╭─ AVAILABLE RECORDS
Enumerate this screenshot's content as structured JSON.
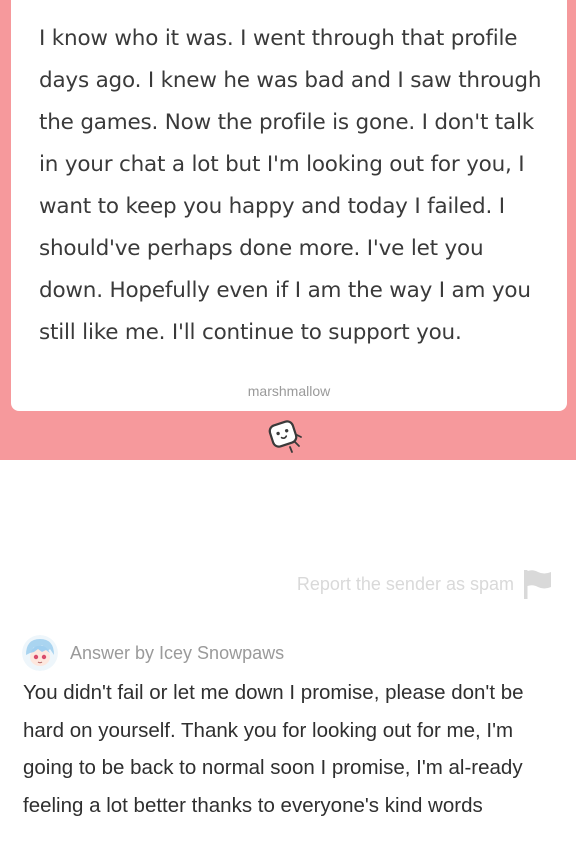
{
  "question": {
    "text": "I know who it was. I went through that profile days ago. I knew he was bad and I saw through the games. Now the profile is gone. I don't talk in your chat a lot but I'm looking out for you, I want to keep you happy and today I failed. I should've perhaps done more. I've let you down. Hopefully even if I am the way I am you still like me. I'll continue to support you.",
    "brand": "marshmallow",
    "logo_icon": "marshmallow-logo-icon"
  },
  "report": {
    "label": "Report the sender as spam",
    "icon": "flag-icon"
  },
  "answer": {
    "by_label": "Answer by Icey Snowpaws",
    "text": "You didn't fail or let me down I promise, please don't be hard on yourself. Thank you for looking out for me, I'm going to be back to normal soon I promise, I'm al-ready feeling a lot better thanks to everyone's kind words",
    "avatar_icon": "avatar"
  },
  "colors": {
    "accent_pink": "#f6999c",
    "card_bg": "#ffffff",
    "muted_text": "#9a9a9a",
    "report_text": "#d9d9d9",
    "body_text": "#2f2f2f"
  }
}
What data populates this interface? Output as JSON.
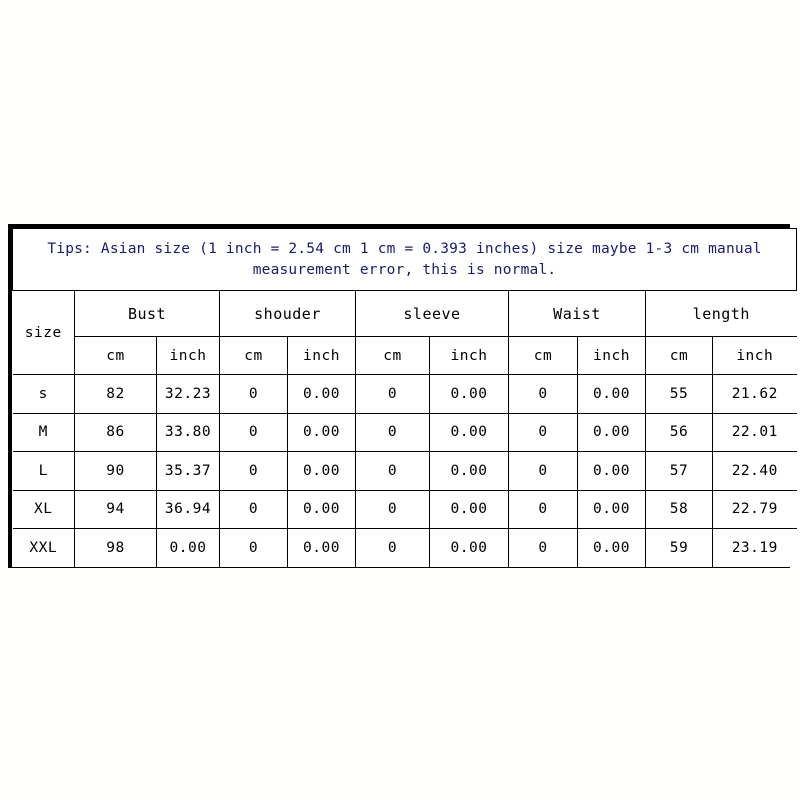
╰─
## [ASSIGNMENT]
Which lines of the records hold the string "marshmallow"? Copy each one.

## [RESULT OF THE TASK]
    "brand": "marshmallow",
    "logo_icon": "marshmallow-logo-icon"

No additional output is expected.